More than 750,000 homes and businesses, mostly in New Jersey and New York, are in the dark. That's down from a peak of more than 8.5 million following Sandy.
Tennessee volunteer Connie Hasty is in Atlantic City, New Jersey this week to help with disaster recovery. She served Thursday morning in a working class neighborhood that saw massive flooding. She helped carry out a home owner’s furniture, furniture that’s been ruined by a toxic mixture of diesel oil, sewage, and salt water.
“He’s like, ‘If you take my couch, where am I going to sleep?’ So he’s been sleeping on this toxic couch for a week already. And so it’s tough because they don’t have any prospect of being able to replace what we’re taking out. They’re low income, mostly elderly people.”

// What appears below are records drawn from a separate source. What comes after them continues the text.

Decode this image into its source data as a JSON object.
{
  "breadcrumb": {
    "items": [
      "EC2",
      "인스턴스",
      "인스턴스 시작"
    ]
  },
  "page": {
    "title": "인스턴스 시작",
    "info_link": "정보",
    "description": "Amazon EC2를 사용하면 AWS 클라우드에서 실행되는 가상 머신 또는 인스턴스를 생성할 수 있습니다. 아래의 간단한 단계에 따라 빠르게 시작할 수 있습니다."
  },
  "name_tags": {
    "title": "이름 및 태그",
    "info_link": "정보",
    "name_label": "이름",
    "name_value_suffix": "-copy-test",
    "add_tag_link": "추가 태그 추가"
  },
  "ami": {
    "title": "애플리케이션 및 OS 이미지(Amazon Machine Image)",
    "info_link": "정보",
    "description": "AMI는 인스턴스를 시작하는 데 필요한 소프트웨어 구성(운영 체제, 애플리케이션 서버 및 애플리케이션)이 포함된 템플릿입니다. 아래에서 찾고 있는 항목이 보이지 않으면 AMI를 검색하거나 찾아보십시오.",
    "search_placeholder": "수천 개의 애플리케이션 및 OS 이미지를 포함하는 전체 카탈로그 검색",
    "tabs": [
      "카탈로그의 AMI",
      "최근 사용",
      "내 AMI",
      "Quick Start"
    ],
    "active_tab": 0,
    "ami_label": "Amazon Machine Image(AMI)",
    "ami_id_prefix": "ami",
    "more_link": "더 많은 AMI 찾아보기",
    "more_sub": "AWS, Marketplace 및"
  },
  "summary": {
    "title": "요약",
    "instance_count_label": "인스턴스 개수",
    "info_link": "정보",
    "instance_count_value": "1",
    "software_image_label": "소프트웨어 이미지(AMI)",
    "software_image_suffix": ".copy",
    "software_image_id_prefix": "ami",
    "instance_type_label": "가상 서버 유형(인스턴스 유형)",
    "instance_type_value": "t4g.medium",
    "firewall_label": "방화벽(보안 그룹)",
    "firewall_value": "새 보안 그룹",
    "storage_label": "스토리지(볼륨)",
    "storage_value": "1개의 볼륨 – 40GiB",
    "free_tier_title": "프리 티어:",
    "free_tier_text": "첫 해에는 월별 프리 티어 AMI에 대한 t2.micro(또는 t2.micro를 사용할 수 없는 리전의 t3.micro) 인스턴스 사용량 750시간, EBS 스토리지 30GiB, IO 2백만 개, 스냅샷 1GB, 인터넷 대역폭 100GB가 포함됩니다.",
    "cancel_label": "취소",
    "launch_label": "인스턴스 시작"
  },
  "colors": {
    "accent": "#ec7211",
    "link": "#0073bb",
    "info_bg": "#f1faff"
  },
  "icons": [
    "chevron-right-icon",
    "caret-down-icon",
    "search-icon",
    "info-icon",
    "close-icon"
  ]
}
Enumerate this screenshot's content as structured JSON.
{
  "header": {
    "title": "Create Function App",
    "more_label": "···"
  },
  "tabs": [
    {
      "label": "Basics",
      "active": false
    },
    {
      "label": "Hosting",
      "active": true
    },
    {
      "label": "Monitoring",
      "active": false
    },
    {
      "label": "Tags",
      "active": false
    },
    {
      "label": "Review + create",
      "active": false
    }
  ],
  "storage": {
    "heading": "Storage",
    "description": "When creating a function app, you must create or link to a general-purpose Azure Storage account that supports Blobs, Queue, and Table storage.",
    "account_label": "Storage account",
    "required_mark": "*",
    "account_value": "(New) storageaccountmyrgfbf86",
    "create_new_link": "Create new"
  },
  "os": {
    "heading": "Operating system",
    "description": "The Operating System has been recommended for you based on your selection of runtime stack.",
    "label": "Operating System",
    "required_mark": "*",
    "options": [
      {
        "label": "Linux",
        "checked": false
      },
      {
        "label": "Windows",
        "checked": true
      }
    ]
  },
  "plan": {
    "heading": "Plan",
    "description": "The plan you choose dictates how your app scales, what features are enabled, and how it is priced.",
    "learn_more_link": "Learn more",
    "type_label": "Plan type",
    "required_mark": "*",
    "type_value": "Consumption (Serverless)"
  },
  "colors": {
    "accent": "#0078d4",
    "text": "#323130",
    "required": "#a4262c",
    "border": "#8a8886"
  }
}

Hasty is working with the Brentwood based disaster relief organization Hope Force. She’s served with the group in disasters all over the country. She says that until you’ve been through a disaster, you have no idea how stressful it can be.
“You know, sometimes the one, two – sometimes even three – punch that they get. Like the one lady, her daughter was pregnant and the stress sent her into labor. Now it turned out to be OK and they were fine, but it’s just one more thing.”
The nor'easter that blew through didn’t do as much damage as feared, but Hasty says her team did see some new flooding. She says storm survivors and recovery volunteers alike were happy to see some sunshine Thursday morning.